WHAT IS REQUIRED: Pick every line from the data that holds the word "screenshot".
━━━ INPUT DATA ━━━
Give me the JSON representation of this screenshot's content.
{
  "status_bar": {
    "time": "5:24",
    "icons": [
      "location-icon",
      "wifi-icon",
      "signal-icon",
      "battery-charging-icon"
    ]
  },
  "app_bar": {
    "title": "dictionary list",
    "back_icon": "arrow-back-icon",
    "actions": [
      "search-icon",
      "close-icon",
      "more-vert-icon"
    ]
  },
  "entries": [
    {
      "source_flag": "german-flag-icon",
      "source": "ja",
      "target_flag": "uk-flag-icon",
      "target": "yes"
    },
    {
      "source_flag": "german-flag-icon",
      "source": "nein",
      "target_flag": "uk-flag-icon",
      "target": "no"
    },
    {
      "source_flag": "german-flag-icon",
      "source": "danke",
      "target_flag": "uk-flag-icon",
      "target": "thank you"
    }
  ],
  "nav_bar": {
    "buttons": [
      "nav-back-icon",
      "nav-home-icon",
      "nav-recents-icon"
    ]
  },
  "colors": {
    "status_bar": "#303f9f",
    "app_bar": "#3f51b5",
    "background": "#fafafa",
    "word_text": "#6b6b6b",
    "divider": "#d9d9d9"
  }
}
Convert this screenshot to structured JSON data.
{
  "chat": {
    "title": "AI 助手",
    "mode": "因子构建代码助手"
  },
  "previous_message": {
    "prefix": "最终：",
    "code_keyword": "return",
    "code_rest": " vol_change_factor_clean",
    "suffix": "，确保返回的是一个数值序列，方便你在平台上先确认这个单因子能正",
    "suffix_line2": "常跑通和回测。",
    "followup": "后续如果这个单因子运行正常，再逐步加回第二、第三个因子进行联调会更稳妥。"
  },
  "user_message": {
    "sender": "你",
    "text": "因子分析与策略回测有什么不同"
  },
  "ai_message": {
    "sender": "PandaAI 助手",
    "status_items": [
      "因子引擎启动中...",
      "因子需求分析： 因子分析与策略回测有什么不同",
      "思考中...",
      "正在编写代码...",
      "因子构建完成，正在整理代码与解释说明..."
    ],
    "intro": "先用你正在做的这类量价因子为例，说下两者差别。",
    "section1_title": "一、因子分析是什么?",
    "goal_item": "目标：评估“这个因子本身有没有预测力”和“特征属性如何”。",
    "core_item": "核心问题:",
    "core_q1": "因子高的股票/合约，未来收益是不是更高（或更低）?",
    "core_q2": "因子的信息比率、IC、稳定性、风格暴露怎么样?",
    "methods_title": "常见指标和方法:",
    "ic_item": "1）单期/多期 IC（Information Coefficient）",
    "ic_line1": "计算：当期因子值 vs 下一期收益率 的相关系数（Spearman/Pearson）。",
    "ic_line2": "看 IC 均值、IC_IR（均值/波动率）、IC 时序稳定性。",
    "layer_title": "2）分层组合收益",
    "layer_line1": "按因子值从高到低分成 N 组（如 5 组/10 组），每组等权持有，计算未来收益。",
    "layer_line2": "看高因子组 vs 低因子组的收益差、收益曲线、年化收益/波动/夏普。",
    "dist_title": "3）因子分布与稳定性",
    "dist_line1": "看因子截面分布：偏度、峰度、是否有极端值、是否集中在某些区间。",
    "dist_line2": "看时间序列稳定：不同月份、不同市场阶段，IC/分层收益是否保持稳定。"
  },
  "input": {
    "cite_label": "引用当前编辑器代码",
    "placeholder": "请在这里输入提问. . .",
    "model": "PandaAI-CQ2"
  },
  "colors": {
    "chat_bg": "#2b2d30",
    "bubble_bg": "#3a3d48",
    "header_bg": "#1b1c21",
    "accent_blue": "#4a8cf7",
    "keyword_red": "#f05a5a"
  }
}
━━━
RESULT FOR THIS TASK:
Give me the JSON representation of this screenshot's content.
Convert this screenshot to structured JSON data.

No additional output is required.